- **REQUIRED ACTION**
Could the data below please be reproduced word for word, without the pictures?

___ THE DATA

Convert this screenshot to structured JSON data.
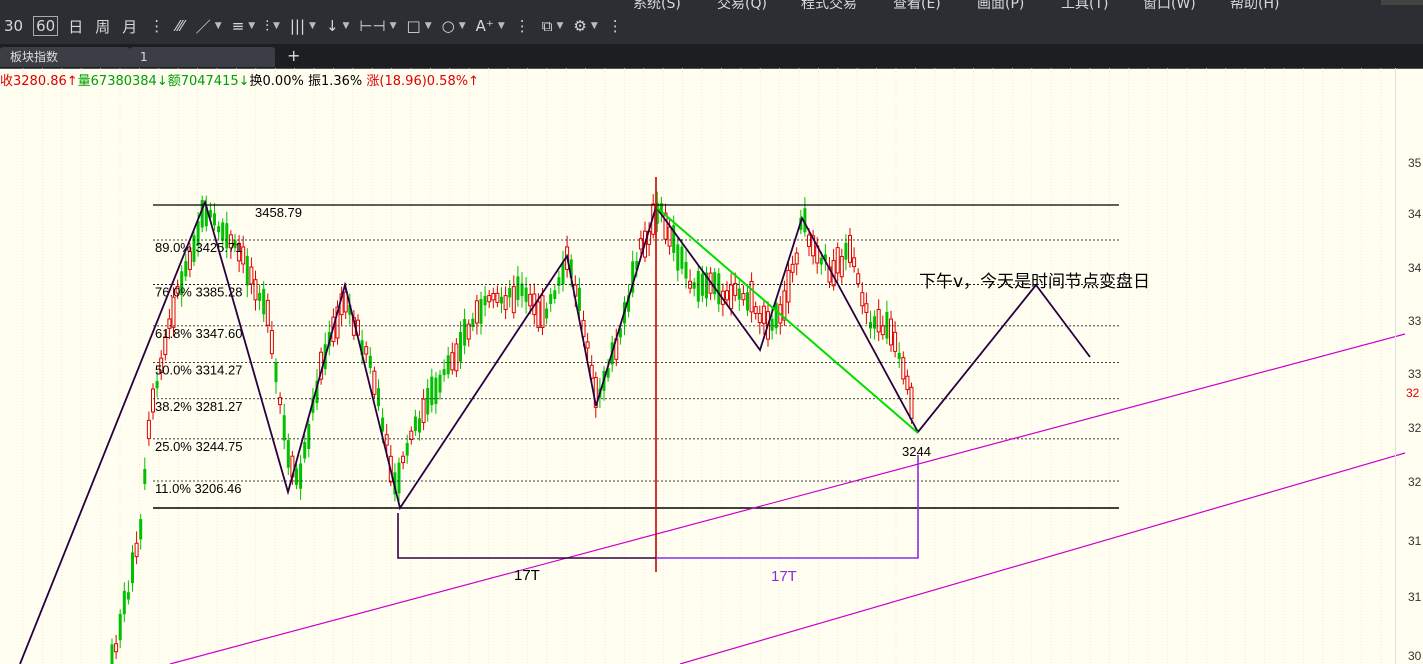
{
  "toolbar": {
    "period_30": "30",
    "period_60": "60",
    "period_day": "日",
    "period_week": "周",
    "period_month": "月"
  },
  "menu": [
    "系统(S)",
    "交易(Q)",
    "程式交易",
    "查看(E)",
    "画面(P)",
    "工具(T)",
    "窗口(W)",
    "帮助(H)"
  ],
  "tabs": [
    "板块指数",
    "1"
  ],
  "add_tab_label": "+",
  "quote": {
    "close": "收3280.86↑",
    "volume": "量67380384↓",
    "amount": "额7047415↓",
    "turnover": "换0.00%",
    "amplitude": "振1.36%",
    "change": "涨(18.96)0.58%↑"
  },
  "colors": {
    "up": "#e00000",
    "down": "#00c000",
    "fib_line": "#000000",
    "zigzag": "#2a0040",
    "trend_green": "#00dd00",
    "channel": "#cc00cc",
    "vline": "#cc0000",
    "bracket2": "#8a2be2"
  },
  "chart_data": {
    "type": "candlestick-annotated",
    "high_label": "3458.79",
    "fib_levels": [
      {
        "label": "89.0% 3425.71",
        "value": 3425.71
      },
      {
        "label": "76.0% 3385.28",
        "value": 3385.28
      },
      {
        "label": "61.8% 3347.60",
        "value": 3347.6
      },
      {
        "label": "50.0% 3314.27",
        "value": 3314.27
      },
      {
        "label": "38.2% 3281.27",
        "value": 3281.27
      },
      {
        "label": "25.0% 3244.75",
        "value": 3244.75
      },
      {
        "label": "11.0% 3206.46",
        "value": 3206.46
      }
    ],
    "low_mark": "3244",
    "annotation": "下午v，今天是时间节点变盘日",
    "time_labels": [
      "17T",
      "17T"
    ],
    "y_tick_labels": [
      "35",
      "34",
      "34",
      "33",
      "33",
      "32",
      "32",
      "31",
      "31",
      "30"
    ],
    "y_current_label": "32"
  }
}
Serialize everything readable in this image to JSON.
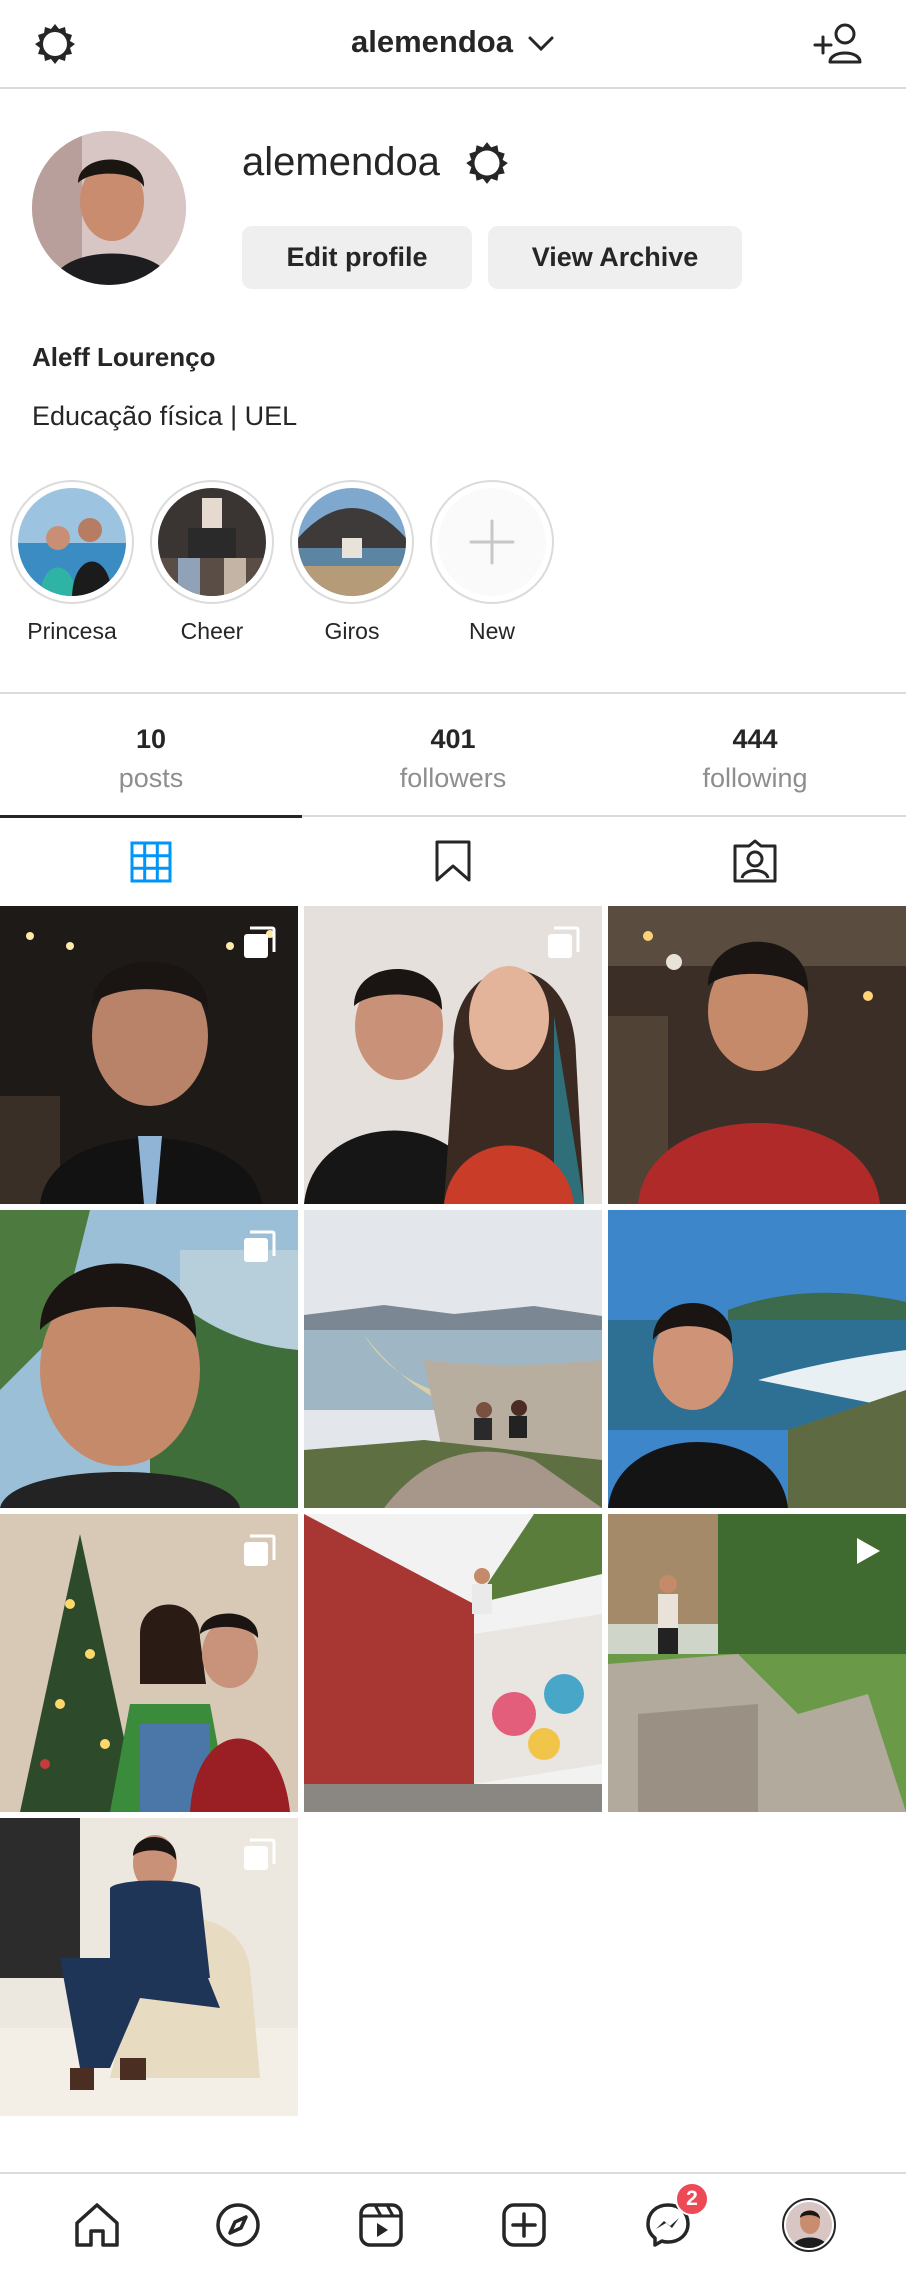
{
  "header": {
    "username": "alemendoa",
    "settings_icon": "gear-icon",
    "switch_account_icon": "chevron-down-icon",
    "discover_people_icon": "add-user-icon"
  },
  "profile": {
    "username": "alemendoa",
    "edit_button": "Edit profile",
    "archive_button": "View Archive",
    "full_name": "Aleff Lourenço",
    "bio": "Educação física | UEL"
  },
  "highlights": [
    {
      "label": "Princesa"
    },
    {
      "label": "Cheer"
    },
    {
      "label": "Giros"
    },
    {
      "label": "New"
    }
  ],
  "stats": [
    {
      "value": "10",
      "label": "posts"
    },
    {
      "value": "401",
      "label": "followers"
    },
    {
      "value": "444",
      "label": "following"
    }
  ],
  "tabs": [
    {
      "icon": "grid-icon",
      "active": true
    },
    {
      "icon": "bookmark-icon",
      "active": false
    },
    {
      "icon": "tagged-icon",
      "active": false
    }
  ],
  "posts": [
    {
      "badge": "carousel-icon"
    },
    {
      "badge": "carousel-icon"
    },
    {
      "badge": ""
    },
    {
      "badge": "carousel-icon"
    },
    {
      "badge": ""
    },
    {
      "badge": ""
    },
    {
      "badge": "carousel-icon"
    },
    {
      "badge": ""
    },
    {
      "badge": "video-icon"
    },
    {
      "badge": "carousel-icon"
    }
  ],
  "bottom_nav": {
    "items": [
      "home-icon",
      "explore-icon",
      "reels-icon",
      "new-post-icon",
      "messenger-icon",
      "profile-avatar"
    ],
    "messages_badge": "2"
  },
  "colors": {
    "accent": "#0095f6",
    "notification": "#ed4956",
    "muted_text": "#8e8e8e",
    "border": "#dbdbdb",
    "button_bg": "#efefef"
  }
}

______

- **FINISHED EXERCISE**
Convert this screenshot to structured JSON data.
{
  "toolbar": {
    "period_30": "30",
    "period_60": "60",
    "period_day": "日",
    "period_week": "周",
    "period_month": "月"
  },
  "menu": [
    "系统(S)",
    "交易(Q)",
    "程式交易",
    "查看(E)",
    "画面(P)",
    "工具(T)",
    "窗口(W)",
    "帮助(H)"
  ],
  "tabs": [
    "板块指数",
    "1"
  ],
  "add_tab_label": "+",
  "quote": {
    "close": "收3280.86↑",
    "volume": "量67380384↓",
    "amount": "额7047415↓",
    "turnover": "换0.00%",
    "amplitude": "振1.36%",
    "change": "涨(18.96)0.58%↑"
  },
  "colors": {
    "up": "#e00000",
    "down": "#00c000",
    "fib_line": "#000000",
    "zigzag": "#2a0040",
    "trend_green": "#00dd00",
    "channel": "#cc00cc",
    "vline": "#cc0000",
    "bracket2": "#8a2be2"
  },
  "chart_data": {
    "type": "candlestick-annotated",
    "high_label": "3458.79",
    "fib_levels": [
      {
        "label": "89.0% 3425.71",
        "value": 3425.71
      },
      {
        "label": "76.0% 3385.28",
        "value": 3385.28
      },
      {
        "label": "61.8% 3347.60",
        "value": 3347.6
      },
      {
        "label": "50.0% 3314.27",
        "value": 3314.27
      },
      {
        "label": "38.2% 3281.27",
        "value": 3281.27
      },
      {
        "label": "25.0% 3244.75",
        "value": 3244.75
      },
      {
        "label": "11.0% 3206.46",
        "value": 3206.46
      }
    ],
    "low_mark": "3244",
    "annotation": "下午v，今天是时间节点变盘日",
    "time_labels": [
      "17T",
      "17T"
    ],
    "y_tick_labels": [
      "35",
      "34",
      "34",
      "33",
      "33",
      "32",
      "32",
      "31",
      "31",
      "30"
    ],
    "y_current_label": "32"
  }
}
Serialize everything readable in this image to JSON.
{
  "header": {
    "username": "alemendoa",
    "settings_icon": "gear-icon",
    "switch_account_icon": "chevron-down-icon",
    "discover_people_icon": "add-user-icon"
  },
  "profile": {
    "username": "alemendoa",
    "edit_button": "Edit profile",
    "archive_button": "View Archive",
    "full_name": "Aleff Lourenço",
    "bio": "Educação física | UEL"
  },
  "highlights": [
    {
      "label": "Princesa"
    },
    {
      "label": "Cheer"
    },
    {
      "label": "Giros"
    },
    {
      "label": "New"
    }
  ],
  "stats": [
    {
      "value": "10",
      "label": "posts"
    },
    {
      "value": "401",
      "label": "followers"
    },
    {
      "value": "444",
      "label": "following"
    }
  ],
  "tabs": [
    {
      "icon": "grid-icon",
      "active": true
    },
    {
      "icon": "bookmark-icon",
      "active": false
    },
    {
      "icon": "tagged-icon",
      "active": false
    }
  ],
  "posts": [
    {
      "badge": "carousel-icon"
    },
    {
      "badge": "carousel-icon"
    },
    {
      "badge": ""
    },
    {
      "badge": "carousel-icon"
    },
    {
      "badge": ""
    },
    {
      "badge": ""
    },
    {
      "badge": "carousel-icon"
    },
    {
      "badge": ""
    },
    {
      "badge": "video-icon"
    },
    {
      "badge": "carousel-icon"
    }
  ],
  "bottom_nav": {
    "items": [
      "home-icon",
      "explore-icon",
      "reels-icon",
      "new-post-icon",
      "messenger-icon",
      "profile-avatar"
    ],
    "messages_badge": "2"
  },
  "colors": {
    "accent": "#0095f6",
    "notification": "#ed4956",
    "muted_text": "#8e8e8e",
    "border": "#dbdbdb",
    "button_bg": "#efefef"
  }
}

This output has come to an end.